May 23, 2010
Nuwan Kulasekara found the perfect lines and lengths for the slow and low track that the USA has dished out, and ripped the heart out of New Zealand's batting with three wickets in his first over. Although Daniel Vettori and Nathan McCullum, the only New Zealanders to reach double figures, avoided the ignominy of the lowest total in Twenty20 internationals, 81 was never going to test Sri Lanka even on this pitch.
The win was set up by Kulasekara's first two overs, three wickets in the first and no runs in the second. He made the necessary adjustments from the first match: everything was stump to stump, slightly short of a length, and offcutters were bowled aplenty. That the innings started with Kumar Sangakkara standing up to the stumps, with no slip in sight, said a lot about the pitch. It didn't help New Zealand that their top-order batsmen were looking to play around their front pad, and the bowlers were hardly missing. There was no bounce in the pitch to take anything over the stumps either.
Aaron Redmond and Rob Nicol both fell to ones that Kulasekara got to jag in sharply. Brendon McCullum got a beauty in between those dismissals, this one holding its line. Ross Taylor, in the next over, played across the line to Angelo Mathews and paid the price. Gareth Hopkins, in to replace the injured Martin Guptill, went for an ill-advised single, and many dubious records were in sight.
Crisis man Vettori, though, found support from the older McCullum, and the two batted sensibly to add 45 for the sixth wicket. Neither of them looked to play across the line, both waited for the loose deliveries, which were rare. One of them was a full delivery from Mathews in the seventh over, which McCullum punched down the ground for the first boundary of the innings. Vettori hit two more boundaries, both cleverly played reverse-sweeps against Sanath Jayasuriya.
The partnership came to an end when Vettori swept at Ajantha Mendis, and the fielding side and the umpire took the noise emanating for an edge.

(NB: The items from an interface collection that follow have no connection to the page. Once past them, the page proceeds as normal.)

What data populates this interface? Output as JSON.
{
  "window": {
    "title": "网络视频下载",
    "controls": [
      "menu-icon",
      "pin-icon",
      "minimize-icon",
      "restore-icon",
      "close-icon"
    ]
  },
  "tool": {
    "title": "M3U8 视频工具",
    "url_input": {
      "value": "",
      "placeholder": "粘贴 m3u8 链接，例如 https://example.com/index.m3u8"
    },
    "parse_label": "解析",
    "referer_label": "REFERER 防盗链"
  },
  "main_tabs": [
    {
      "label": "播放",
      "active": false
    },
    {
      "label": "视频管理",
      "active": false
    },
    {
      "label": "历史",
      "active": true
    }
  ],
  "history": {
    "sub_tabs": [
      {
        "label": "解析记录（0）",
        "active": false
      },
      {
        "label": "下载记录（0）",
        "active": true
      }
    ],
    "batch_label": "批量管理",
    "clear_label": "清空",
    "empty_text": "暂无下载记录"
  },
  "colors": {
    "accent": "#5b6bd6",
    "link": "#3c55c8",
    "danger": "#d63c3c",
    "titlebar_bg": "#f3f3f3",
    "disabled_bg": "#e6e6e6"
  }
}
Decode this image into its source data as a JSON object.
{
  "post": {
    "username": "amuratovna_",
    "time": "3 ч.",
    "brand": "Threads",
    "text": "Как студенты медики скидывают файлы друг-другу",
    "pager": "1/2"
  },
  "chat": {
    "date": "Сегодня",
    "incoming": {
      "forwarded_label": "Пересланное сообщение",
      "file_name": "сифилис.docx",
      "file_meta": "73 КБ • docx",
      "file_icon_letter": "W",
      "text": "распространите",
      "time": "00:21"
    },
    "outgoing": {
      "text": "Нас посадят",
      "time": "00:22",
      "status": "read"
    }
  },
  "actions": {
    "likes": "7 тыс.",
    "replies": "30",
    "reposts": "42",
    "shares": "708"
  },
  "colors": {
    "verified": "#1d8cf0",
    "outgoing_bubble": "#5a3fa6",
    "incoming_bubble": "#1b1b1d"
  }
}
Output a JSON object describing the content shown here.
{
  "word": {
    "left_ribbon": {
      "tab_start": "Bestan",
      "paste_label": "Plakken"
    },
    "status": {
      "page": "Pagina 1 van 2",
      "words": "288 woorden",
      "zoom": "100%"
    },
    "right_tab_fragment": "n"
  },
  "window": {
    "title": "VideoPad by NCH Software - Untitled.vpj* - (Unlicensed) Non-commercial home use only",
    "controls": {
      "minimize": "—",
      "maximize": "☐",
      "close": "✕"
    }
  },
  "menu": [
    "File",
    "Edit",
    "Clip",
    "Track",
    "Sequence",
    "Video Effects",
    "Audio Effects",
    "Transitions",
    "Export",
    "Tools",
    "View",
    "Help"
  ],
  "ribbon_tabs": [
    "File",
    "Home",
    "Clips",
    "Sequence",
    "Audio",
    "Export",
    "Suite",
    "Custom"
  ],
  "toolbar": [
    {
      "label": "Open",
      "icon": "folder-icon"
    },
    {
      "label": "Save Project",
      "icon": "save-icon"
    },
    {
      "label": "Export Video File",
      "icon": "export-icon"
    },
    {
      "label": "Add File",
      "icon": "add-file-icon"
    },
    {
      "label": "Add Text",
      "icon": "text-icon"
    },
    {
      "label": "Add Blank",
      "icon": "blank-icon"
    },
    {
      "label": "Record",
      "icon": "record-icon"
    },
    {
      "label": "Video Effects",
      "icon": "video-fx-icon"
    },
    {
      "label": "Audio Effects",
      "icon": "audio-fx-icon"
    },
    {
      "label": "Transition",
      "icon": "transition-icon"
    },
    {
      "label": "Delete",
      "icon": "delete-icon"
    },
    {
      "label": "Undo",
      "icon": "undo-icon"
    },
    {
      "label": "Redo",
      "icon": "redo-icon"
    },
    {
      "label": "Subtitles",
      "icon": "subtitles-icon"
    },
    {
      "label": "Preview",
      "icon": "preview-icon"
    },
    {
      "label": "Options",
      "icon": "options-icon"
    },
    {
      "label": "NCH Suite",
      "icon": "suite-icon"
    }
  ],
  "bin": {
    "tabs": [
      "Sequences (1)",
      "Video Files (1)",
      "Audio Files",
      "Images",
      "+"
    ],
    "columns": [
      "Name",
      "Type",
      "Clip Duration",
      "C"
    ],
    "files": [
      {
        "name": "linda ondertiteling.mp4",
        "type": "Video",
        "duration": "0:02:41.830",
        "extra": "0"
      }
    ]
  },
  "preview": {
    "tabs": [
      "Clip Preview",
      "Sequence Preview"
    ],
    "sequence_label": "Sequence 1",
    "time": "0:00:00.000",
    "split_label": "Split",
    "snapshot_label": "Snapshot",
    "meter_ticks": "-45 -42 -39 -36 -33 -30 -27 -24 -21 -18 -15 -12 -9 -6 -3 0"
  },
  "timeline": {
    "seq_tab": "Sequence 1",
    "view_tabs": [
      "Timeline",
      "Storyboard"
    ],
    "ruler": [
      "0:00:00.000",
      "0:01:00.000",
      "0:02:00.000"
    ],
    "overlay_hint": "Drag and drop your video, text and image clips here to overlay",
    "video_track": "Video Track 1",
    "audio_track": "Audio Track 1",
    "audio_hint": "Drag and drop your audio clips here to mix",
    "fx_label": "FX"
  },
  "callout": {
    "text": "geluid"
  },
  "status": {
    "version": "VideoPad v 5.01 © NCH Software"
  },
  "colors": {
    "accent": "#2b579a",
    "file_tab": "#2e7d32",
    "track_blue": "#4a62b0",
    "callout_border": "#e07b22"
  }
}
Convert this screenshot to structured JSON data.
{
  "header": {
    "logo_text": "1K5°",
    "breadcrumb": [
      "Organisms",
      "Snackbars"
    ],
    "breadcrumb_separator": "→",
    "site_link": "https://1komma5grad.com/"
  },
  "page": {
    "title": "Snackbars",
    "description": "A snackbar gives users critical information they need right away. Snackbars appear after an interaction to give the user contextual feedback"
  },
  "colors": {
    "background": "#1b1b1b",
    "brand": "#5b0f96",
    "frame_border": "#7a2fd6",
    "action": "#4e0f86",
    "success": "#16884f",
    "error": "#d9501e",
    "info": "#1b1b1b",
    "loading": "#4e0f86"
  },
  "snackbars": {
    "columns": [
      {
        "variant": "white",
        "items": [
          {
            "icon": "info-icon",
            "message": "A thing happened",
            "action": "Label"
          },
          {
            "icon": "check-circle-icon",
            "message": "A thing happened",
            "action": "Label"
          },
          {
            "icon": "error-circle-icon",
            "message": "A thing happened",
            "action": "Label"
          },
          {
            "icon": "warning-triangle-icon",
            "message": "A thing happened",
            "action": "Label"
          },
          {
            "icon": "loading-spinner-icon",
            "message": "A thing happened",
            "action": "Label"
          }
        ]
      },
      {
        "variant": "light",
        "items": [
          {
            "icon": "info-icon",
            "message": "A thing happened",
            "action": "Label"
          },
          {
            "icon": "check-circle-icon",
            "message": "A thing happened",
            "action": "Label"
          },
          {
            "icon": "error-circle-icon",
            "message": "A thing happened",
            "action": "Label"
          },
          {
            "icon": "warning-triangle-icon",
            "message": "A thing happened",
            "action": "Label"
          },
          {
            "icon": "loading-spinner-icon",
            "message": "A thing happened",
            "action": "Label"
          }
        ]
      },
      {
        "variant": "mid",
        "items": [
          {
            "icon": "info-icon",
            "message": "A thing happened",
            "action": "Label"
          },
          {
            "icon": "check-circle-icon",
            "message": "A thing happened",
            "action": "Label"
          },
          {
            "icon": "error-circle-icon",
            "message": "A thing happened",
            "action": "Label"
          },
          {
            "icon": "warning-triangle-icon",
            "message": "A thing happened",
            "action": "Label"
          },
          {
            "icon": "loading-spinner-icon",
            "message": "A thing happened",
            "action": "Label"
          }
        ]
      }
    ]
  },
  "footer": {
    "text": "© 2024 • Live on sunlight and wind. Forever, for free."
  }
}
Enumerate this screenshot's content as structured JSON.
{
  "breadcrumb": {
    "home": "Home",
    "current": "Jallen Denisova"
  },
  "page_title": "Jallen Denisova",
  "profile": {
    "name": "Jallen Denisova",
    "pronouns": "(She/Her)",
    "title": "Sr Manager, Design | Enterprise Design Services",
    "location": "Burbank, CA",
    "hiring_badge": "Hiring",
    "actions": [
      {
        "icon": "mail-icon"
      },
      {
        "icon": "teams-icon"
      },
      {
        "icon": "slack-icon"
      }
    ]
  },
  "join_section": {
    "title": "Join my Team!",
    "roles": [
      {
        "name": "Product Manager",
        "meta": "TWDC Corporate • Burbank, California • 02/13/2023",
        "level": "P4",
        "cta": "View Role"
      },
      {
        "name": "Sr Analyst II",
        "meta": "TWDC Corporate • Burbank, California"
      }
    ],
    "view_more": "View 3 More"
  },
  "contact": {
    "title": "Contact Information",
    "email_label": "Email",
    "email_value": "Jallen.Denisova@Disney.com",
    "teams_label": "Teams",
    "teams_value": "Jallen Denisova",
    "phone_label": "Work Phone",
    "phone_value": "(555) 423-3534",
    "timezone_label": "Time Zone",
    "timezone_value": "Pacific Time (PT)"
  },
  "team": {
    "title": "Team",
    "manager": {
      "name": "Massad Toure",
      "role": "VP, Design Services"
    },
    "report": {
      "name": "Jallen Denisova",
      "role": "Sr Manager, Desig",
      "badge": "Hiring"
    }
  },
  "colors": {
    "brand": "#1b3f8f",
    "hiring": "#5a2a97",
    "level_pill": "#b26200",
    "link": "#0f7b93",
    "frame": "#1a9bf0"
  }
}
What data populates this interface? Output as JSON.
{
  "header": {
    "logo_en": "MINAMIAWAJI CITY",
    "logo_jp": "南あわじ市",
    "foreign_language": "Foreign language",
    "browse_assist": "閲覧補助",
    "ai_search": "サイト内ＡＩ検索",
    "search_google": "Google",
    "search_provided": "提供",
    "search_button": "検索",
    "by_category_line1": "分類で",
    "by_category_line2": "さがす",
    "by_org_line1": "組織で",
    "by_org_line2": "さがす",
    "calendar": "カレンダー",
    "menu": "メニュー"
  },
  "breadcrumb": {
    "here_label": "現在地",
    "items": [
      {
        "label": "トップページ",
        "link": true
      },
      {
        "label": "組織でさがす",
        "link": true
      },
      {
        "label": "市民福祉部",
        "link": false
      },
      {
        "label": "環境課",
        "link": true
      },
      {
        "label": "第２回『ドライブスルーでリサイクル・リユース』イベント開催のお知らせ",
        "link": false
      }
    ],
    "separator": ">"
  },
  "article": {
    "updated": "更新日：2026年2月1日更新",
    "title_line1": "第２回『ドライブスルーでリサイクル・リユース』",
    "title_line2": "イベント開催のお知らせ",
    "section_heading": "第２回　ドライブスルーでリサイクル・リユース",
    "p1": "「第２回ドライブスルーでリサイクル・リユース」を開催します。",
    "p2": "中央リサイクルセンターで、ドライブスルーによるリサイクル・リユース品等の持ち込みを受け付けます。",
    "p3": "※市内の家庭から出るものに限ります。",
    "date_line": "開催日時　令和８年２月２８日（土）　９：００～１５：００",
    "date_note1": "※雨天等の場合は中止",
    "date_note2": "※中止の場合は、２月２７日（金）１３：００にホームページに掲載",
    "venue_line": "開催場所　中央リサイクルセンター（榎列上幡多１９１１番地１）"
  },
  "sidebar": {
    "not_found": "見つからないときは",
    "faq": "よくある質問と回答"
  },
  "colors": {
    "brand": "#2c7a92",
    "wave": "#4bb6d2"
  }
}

Vettori, though, demonstrated the exact spot on the pitch his bat had hit, which created the incriminating sound.
When McCullum square-cut Thissara Perera through the fingers of Tillakaratne Dilshan in the 16th over, the only other boundary of the piece, the score moved to 76, two more than the lowest total by a major team. Even though McCullum kept New Zealand fighting, the lower order found full and straight bowling from Lasith Malinga too much, securing New Zealand's smallest total in the format.
In the chase, Sri Lanka were hardly under any pressure, especially after Mahela Jayawardene got them going with a 12-ball 17. During his stay in the middle, batting looked at its easiest on this pitch not conducive to attractive cricket. Perera was sent in at the first drop, and he did his job by hitting two fours and a six in his 25 even as Dilshan struggled for timing. Those two cameos were enough, though, to set the chase up, and Dilshan saw them through.
What's wrong with their cricket? Well, what isn't?